The Meixian dialect can be divided into four accents, which are:

Meicheng accent: Most of the townships in the central part of Meixian County (including present-day Meijiang District)

Songkou accent: Songkou, Longwen, Taoyao.

Meixi accent: Meixi.

Shejiang River accent: Shejiang River in the southwest of Meixian County.

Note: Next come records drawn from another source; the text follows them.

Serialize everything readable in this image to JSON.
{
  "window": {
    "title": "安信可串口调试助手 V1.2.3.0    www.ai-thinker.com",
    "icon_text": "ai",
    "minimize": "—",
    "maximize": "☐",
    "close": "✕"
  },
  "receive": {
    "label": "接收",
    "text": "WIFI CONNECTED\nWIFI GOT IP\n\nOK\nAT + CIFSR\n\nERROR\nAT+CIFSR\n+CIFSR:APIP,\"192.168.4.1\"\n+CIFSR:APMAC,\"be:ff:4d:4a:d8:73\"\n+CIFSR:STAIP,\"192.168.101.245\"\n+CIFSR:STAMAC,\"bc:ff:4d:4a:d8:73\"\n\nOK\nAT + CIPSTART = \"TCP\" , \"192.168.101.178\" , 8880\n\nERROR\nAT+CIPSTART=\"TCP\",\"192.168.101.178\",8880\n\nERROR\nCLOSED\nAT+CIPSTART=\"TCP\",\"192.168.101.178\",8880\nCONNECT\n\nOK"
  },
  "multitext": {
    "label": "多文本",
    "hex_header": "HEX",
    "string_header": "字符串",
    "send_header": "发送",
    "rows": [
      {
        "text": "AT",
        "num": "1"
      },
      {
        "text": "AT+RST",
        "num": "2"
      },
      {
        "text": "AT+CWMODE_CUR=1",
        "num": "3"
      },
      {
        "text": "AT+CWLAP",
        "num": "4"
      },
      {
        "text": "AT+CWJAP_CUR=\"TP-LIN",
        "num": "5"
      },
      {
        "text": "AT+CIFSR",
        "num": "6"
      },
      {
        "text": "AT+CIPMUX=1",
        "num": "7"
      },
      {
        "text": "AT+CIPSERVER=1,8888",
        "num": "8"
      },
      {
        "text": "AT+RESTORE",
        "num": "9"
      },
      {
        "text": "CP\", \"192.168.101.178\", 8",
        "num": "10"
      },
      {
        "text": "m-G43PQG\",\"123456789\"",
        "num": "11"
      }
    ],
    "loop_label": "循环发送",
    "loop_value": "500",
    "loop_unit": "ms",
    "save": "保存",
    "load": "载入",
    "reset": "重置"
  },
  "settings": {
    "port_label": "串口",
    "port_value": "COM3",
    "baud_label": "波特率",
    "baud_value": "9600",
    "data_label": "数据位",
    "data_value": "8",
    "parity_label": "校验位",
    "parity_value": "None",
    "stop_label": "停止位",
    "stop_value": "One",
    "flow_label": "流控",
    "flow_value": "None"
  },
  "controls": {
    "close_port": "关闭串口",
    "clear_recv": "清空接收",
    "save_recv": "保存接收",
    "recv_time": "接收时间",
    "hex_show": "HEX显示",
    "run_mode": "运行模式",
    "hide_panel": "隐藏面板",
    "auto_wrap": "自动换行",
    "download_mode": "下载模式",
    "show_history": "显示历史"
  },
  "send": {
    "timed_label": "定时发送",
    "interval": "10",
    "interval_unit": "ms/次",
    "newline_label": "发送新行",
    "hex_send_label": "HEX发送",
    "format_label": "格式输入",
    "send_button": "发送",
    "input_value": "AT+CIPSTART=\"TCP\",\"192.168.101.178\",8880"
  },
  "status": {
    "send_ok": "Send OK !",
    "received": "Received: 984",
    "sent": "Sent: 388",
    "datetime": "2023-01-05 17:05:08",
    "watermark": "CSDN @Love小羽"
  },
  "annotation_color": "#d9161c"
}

  1. ^ Zee, Eric; Lee, Wai-sum (2008). "The Articulatory Characteristics of the Palatals, Palatalized Velars and Velars in Hakka Chinese" (PDF). In Sock, Rudolph; Fuchs, Susanne; Laprie, Yves (eds.). Proceedings of the 8th International Seminar on Speech Production (ISSP2008). INRIA. pp. 113–116. Archived (PDF) from the original on 2016-03-05.
  2. ^ Cheung, Yuk Man (2011). Vowels and Tones in Mei Xian Hakka: An Acoustic and Perceptual Study (PhD thesis). City University of Hong Kong.
  3. ^ Sung, Dylan W. H. (2000). "Chinese Numerals: A Comparison of Readings from China, Korea, Japan, and Vietnam". dylansung.tripod.com. Archived from the original on 1 September 2017. Retrieved 24 April 2018.
  4. ^ "廣韻入聲卷第五". kanji-database.sourceforge.net. Archived from the original on 24 April 2018. Retrieved 24 April 2018.

Further reading